**Exercise aim:**
The answer must consist of every line in the data that contains "text".

**Data shown:**
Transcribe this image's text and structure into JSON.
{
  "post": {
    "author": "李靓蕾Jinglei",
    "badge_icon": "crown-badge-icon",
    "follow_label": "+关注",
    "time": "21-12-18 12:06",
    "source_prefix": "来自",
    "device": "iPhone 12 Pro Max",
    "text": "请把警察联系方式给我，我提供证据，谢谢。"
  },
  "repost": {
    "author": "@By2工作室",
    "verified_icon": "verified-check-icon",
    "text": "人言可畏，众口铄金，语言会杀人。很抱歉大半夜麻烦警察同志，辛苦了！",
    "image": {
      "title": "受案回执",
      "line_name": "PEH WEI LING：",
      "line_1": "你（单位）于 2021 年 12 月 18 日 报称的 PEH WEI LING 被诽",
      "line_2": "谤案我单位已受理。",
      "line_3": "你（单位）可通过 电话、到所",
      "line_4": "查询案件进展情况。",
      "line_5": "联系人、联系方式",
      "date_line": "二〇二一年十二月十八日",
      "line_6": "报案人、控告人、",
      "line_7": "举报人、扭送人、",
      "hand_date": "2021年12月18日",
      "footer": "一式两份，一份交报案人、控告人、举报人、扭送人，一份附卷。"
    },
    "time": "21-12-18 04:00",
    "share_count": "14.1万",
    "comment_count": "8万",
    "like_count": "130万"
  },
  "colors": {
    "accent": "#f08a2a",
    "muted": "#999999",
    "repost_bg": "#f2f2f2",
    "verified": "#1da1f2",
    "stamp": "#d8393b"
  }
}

**Response:**
Transcribe this image's text and structure into JSON.
    "text": "请把警察联系方式给我，我提供证据，谢谢。"
    "text": "人言可畏，众口铄金，语言会杀人。很抱歉大半夜麻烦警察同志，辛苦了！",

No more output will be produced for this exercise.